Most telling, though, is that a broad review of Foley’s reportage over his 21 years at The Sun reveals the career of a responsible journalist who was very sensitive to the power of the press in his community and who was always in search of real news. For years the masthead of his paper proclaimed, “Extremes Are Error and Truth Lies Between.” There’s little room in that philosophy for fake news.
Like father, like son?
In October 1891, The Advertiser, now edited by R.J. and Wm. Wallace, editorialized on what it felt was inappropriate behaviour by certain young women in Orangeville and named names. J.W. Aiken, husband of one of the women, immediately cancelled his subscription, a response which the paper reported in a subsequent issue. Mr. Aiken reacted to this by visiting the offices of The Advertiser and punching out both Wallaces. Aiken was charged and fined ($10 for R.J and $1 for Wm.). The entire incident was reported gleefully in The Sun by James Foley Jr. who, in a style reminiscent of his father, assured everyone The Sun would “leave scandal and the like to those who make a specialty of that commodity,” while his paper would continue to be “a respectable journal.”
Did The Advertiser apologize?
Although The Sun doesn’t provide the misreported dollar figure in this column, it appears to have wrung an admission of error from The Advertiser in March 1870:
“We have a duty to perform in an endeavour to prevent the moral suicide of our erring contemporary, and in refuting his slander against our citizens; we have pointed out the folly of his conduct and corrected some of his misrepresentations; and though we may not have improved his understanding, we have at least wrung from him the humiliating confession that he deals largely in misrepresentation. The statement that The Sun had charged $13.50 for publishing the Auditor’s Report for Orangeville for 1868, he now admits to be false …”
In the 1880s, prohibitionists took the fight for liquor control to the voting booths of the nation. In the hills, choosing “wet” or “dry” became such a hot button that neighbours and whole communities were pulled in different directions.
The 19th century saw tiny villages spring up all over these hills, bearing sturdy names like Lockton and Elder, unusual names like Biggles and Shrigley, and pretty names like Camilla and Silver Creek.

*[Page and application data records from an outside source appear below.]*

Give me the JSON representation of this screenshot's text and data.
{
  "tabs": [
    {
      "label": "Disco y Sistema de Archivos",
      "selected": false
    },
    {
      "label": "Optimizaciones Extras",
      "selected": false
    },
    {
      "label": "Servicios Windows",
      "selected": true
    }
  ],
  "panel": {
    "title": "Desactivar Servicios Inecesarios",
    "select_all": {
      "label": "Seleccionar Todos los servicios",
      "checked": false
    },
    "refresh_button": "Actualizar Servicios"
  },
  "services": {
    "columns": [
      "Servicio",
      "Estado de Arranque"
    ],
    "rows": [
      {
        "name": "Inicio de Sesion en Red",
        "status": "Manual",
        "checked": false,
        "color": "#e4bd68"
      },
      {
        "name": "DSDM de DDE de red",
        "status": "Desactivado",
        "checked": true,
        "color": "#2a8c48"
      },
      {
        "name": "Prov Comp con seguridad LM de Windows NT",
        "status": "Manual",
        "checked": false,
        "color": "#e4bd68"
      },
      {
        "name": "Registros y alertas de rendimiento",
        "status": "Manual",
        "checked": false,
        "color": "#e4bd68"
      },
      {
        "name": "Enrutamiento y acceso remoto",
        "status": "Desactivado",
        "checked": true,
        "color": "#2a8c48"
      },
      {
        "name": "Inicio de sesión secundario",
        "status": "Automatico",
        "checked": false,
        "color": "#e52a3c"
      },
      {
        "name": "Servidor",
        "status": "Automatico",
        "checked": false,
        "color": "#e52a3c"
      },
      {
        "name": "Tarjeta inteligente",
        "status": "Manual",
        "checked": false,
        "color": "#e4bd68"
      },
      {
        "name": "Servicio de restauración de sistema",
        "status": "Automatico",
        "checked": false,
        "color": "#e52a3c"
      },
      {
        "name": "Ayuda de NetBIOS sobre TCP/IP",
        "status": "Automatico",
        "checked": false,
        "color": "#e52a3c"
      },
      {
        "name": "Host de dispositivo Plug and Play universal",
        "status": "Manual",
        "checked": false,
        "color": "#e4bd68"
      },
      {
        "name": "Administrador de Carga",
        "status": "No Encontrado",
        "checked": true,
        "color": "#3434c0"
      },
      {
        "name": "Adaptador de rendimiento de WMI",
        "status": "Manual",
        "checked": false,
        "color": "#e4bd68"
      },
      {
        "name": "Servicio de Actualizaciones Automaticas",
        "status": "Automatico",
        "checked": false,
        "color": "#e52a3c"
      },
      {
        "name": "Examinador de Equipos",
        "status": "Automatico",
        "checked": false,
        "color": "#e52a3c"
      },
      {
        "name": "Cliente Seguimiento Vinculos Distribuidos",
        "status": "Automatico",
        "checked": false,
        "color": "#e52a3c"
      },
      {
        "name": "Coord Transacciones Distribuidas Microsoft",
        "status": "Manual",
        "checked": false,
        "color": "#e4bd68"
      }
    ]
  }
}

They faded away, but left a legacy that helped create the hills we know today.